Items from an interface collection
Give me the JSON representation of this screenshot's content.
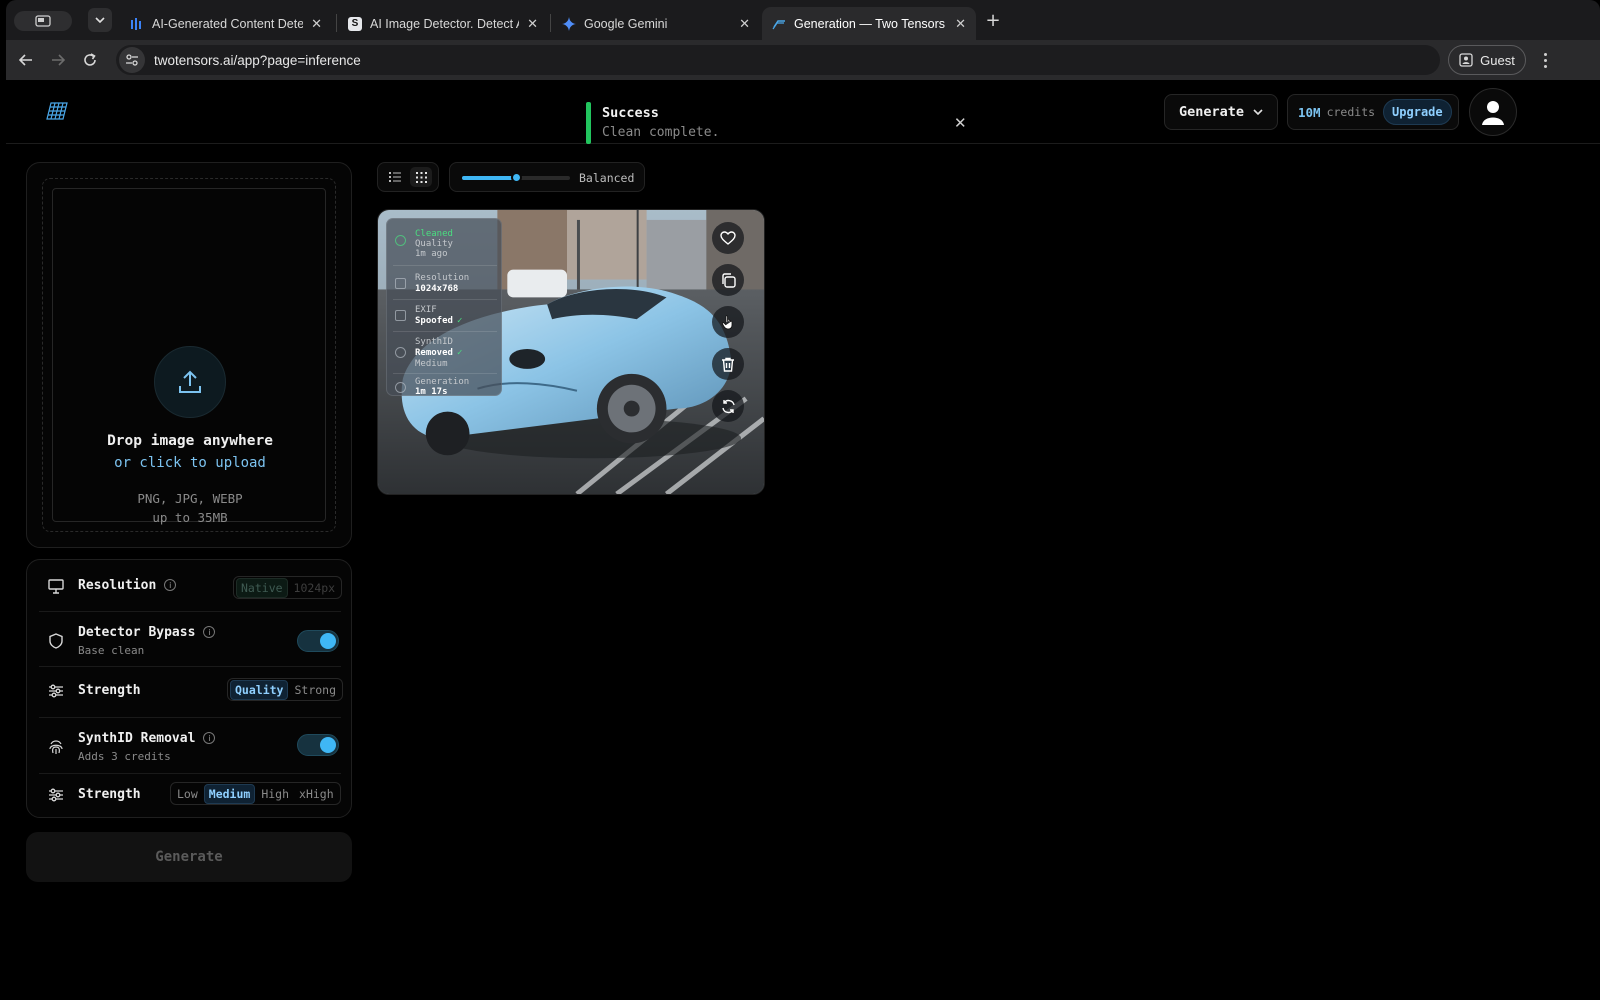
{
  "browser": {
    "tabs": [
      {
        "title": "AI-Generated Content Detect",
        "favicon": "bars-icon"
      },
      {
        "title": "AI Image Detector. Detect AI-",
        "favicon": "s-icon"
      },
      {
        "title": "Google Gemini",
        "favicon": "gemini-icon"
      },
      {
        "title": "Generation — Two Tensors",
        "favicon": "tensors-icon",
        "active": true
      }
    ],
    "url": "twotensors.ai/app?page=inference",
    "profile_label": "Guest"
  },
  "header": {
    "toast": {
      "title": "Success",
      "message": "Clean complete."
    },
    "generate_menu": "Generate",
    "credits_amount": "10M",
    "credits_label": "credits",
    "upgrade_label": "Upgrade"
  },
  "upload": {
    "title": "Drop image anywhere",
    "subtitle": "or click to upload",
    "formats": "PNG, JPG, WEBP",
    "max_size": "up to 35MB"
  },
  "settings": {
    "resolution": {
      "label": "Resolution",
      "options": [
        "Native",
        "1024px"
      ],
      "selected": "Native",
      "disabled": true
    },
    "detector_bypass": {
      "label": "Detector Bypass",
      "sub": "Base clean",
      "enabled": true
    },
    "strength1": {
      "label": "Strength",
      "options": [
        "Quality",
        "Strong"
      ],
      "selected": "Quality"
    },
    "synthid": {
      "label": "SynthID Removal",
      "sub": "Adds 3 credits",
      "enabled": true
    },
    "strength2": {
      "label": "Strength",
      "options": [
        "Low",
        "Medium",
        "High",
        "xHigh"
      ],
      "selected": "Medium"
    },
    "generate_label": "Generate"
  },
  "gallery": {
    "view_mode": "grid",
    "zoom_label": "Balanced",
    "zoom_level": 0.5
  },
  "card": {
    "status": "Cleaned",
    "quality": "Quality",
    "age": "1m ago",
    "resolution_label": "Resolution",
    "resolution_value": "1024x768",
    "exif_label": "EXIF",
    "exif_value": "Spoofed",
    "synthid_label": "SynthID",
    "synthid_value": "Removed",
    "synthid_level": "Medium",
    "generation_label": "Generation",
    "generation_value": "1m 17s",
    "check": "✓"
  },
  "colors": {
    "accent": "#3fb7f5",
    "success": "#22c55e",
    "background": "#000000"
  }
}
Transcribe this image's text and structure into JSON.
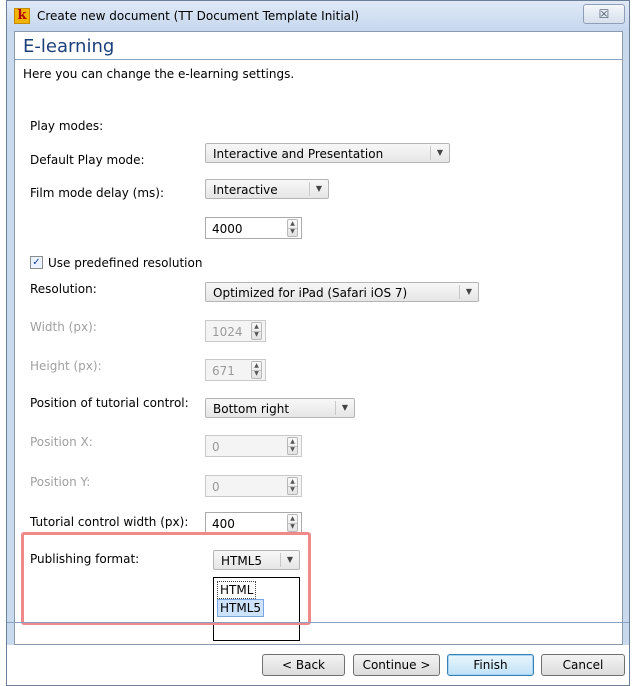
{
  "window": {
    "title": "Create new document (TT Document Template Initial)",
    "close_label": "☒"
  },
  "header": {
    "title": "E-learning",
    "subtitle": "Here you can change the e-learning settings."
  },
  "form": {
    "play_modes": {
      "label": "Play modes:",
      "value": "Interactive and Presentation"
    },
    "default_play_mode": {
      "label": "Default Play mode:",
      "value": "Interactive"
    },
    "film_mode_delay": {
      "label": "Film mode delay (ms):",
      "value": "4000"
    },
    "use_predefined_resolution": {
      "label": "Use predefined resolution",
      "checked": true
    },
    "resolution": {
      "label": "Resolution:",
      "value": "Optimized for iPad (Safari iOS 7)"
    },
    "width": {
      "label": "Width (px):",
      "value": "1024",
      "disabled": true
    },
    "height": {
      "label": "Height (px):",
      "value": "671",
      "disabled": true
    },
    "tutorial_control_position": {
      "label": "Position of tutorial control:",
      "value": "Bottom right"
    },
    "position_x": {
      "label": "Position X:",
      "value": "0",
      "disabled": true
    },
    "position_y": {
      "label": "Position Y:",
      "value": "0",
      "disabled": true
    },
    "tutorial_control_width": {
      "label": "Tutorial control width (px):",
      "value": "400"
    },
    "publishing_format": {
      "label": "Publishing format:",
      "value": "HTML5",
      "options": [
        "HTML",
        "HTML5"
      ],
      "selected": "HTML5"
    }
  },
  "footer": {
    "back": "< Back",
    "continue": "Continue >",
    "finish": "Finish",
    "cancel": "Cancel"
  },
  "colors": {
    "header_title": "#1c3f7a",
    "highlight_box": "#f08a8a",
    "selected_option": "#cde3fb"
  }
}
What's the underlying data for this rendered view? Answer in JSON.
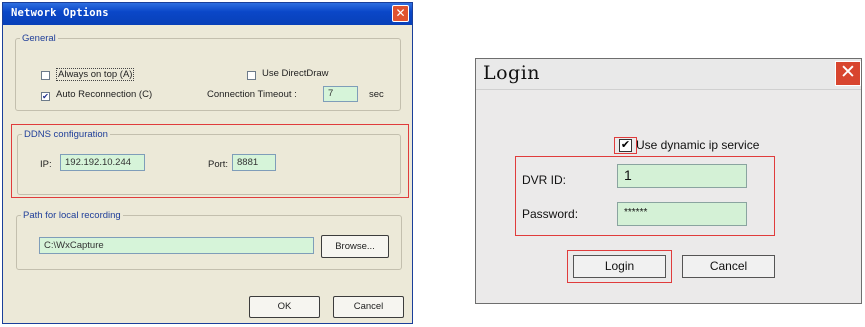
{
  "network_options": {
    "title": "Network Options",
    "close_glyph": "✕",
    "general": {
      "legend": "General",
      "always_on_top": {
        "label": "Always on top (A)",
        "checked": false
      },
      "use_directdraw": {
        "label": "Use DirectDraw",
        "checked": false
      },
      "auto_reconnection": {
        "label": "Auto Reconnection (C)",
        "checked": true
      },
      "connection_timeout": {
        "label": "Connection Timeout :",
        "value": "7",
        "unit": "sec"
      }
    },
    "ddns": {
      "legend": "DDNS configuration",
      "ip_label": "IP:",
      "ip_value": "192.192.10.244",
      "port_label": "Port:",
      "port_value": "8881"
    },
    "recording": {
      "legend": "Path for local recording",
      "path_value": "C:\\WxCapture",
      "browse_label": "Browse..."
    },
    "ok_label": "OK",
    "cancel_label": "Cancel",
    "check_glyph": "✔"
  },
  "login": {
    "title": "Login",
    "close_glyph": "✕",
    "dynamic_ip": {
      "label": "Use dynamic ip service",
      "checked": true
    },
    "dvr_id_label": "DVR ID:",
    "dvr_id_value": "1",
    "password_label": "Password:",
    "password_value": "******",
    "login_label": "Login",
    "cancel_label": "Cancel",
    "check_glyph": "✔"
  },
  "colors": {
    "highlight_box": "#e03c3c",
    "field_background": "#d6f4d9",
    "xp_titlebar": "#0a47c8"
  }
}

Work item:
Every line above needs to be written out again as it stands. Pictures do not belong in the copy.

Answer to the exercise:
Give me the JSON representation of this screenshot's content.
{
  "browser": {
    "tabs": [
      {
        "title": "AI-Generated Content Detect",
        "favicon": "bars-icon"
      },
      {
        "title": "AI Image Detector. Detect AI-",
        "favicon": "s-icon"
      },
      {
        "title": "Google Gemini",
        "favicon": "gemini-icon"
      },
      {
        "title": "Generation — Two Tensors",
        "favicon": "tensors-icon",
        "active": true
      }
    ],
    "url": "twotensors.ai/app?page=inference",
    "profile_label": "Guest"
  },
  "header": {
    "toast": {
      "title": "Success",
      "message": "Clean complete."
    },
    "generate_menu": "Generate",
    "credits_amount": "10M",
    "credits_label": "credits",
    "upgrade_label": "Upgrade"
  },
  "upload": {
    "title": "Drop image anywhere",
    "subtitle": "or click to upload",
    "formats": "PNG, JPG, WEBP",
    "max_size": "up to 35MB"
  },
  "settings": {
    "resolution": {
      "label": "Resolution",
      "options": [
        "Native",
        "1024px"
      ],
      "selected": "Native",
      "disabled": true
    },
    "detector_bypass": {
      "label": "Detector Bypass",
      "sub": "Base clean",
      "enabled": true
    },
    "strength1": {
      "label": "Strength",
      "options": [
        "Quality",
        "Strong"
      ],
      "selected": "Quality"
    },
    "synthid": {
      "label": "SynthID Removal",
      "sub": "Adds 3 credits",
      "enabled": true
    },
    "strength2": {
      "label": "Strength",
      "options": [
        "Low",
        "Medium",
        "High",
        "xHigh"
      ],
      "selected": "Medium"
    },
    "generate_label": "Generate"
  },
  "gallery": {
    "view_mode": "grid",
    "zoom_label": "Balanced",
    "zoom_level": 0.5
  },
  "card": {
    "status": "Cleaned",
    "quality": "Quality",
    "age": "1m ago",
    "resolution_label": "Resolution",
    "resolution_value": "1024x768",
    "exif_label": "EXIF",
    "exif_value": "Spoofed",
    "synthid_label": "SynthID",
    "synthid_value": "Removed",
    "synthid_level": "Medium",
    "generation_label": "Generation",
    "generation_value": "1m 17s",
    "check": "✓"
  },
  "colors": {
    "accent": "#3fb7f5",
    "success": "#22c55e",
    "background": "#000000"
  }
}
Transcribe this image's text and structure into JSON.
{
  "window": {
    "title": "Create new document (TT Document Template Initial)",
    "close_label": "☒"
  },
  "header": {
    "title": "E-learning",
    "subtitle": "Here you can change the e-learning settings."
  },
  "form": {
    "play_modes": {
      "label": "Play modes:",
      "value": "Interactive and Presentation"
    },
    "default_play_mode": {
      "label": "Default Play mode:",
      "value": "Interactive"
    },
    "film_mode_delay": {
      "label": "Film mode delay (ms):",
      "value": "4000"
    },
    "use_predefined_resolution": {
      "label": "Use predefined resolution",
      "checked": true
    },
    "resolution": {
      "label": "Resolution:",
      "value": "Optimized for iPad (Safari iOS 7)"
    },
    "width": {
      "label": "Width (px):",
      "value": "1024",
      "disabled": true
    },
    "height": {
      "label": "Height (px):",
      "value": "671",
      "disabled": true
    },
    "tutorial_control_position": {
      "label": "Position of tutorial control:",
      "value": "Bottom right"
    },
    "position_x": {
      "label": "Position X:",
      "value": "0",
      "disabled": true
    },
    "position_y": {
      "label": "Position Y:",
      "value": "0",
      "disabled": true
    },
    "tutorial_control_width": {
      "label": "Tutorial control width (px):",
      "value": "400"
    },
    "publishing_format": {
      "label": "Publishing format:",
      "value": "HTML5",
      "options": [
        "HTML",
        "HTML5"
      ],
      "selected": "HTML5"
    }
  },
  "footer": {
    "back": "< Back",
    "continue": "Continue >",
    "finish": "Finish",
    "cancel": "Cancel"
  },
  "colors": {
    "header_title": "#1c3f7a",
    "highlight_box": "#f08a8a",
    "selected_option": "#cde3fb"
  }
}
What's the underlying data for this rendered view? Answer in JSON.
{
  "network_options": {
    "title": "Network Options",
    "close_glyph": "✕",
    "general": {
      "legend": "General",
      "always_on_top": {
        "label": "Always on top (A)",
        "checked": false
      },
      "use_directdraw": {
        "label": "Use DirectDraw",
        "checked": false
      },
      "auto_reconnection": {
        "label": "Auto Reconnection (C)",
        "checked": true
      },
      "connection_timeout": {
        "label": "Connection Timeout :",
        "value": "7",
        "unit": "sec"
      }
    },
    "ddns": {
      "legend": "DDNS configuration",
      "ip_label": "IP:",
      "ip_value": "192.192.10.244",
      "port_label": "Port:",
      "port_value": "8881"
    },
    "recording": {
      "legend": "Path for local recording",
      "path_value": "C:\\WxCapture",
      "browse_label": "Browse..."
    },
    "ok_label": "OK",
    "cancel_label": "Cancel",
    "check_glyph": "✔"
  },
  "login": {
    "title": "Login",
    "close_glyph": "✕",
    "dynamic_ip": {
      "label": "Use dynamic ip service",
      "checked": true
    },
    "dvr_id_label": "DVR ID:",
    "dvr_id_value": "1",
    "password_label": "Password:",
    "password_value": "******",
    "login_label": "Login",
    "cancel_label": "Cancel",
    "check_glyph": "✔"
  },
  "colors": {
    "highlight_box": "#e03c3c",
    "field_background": "#d6f4d9",
    "xp_titlebar": "#0a47c8"
  }
}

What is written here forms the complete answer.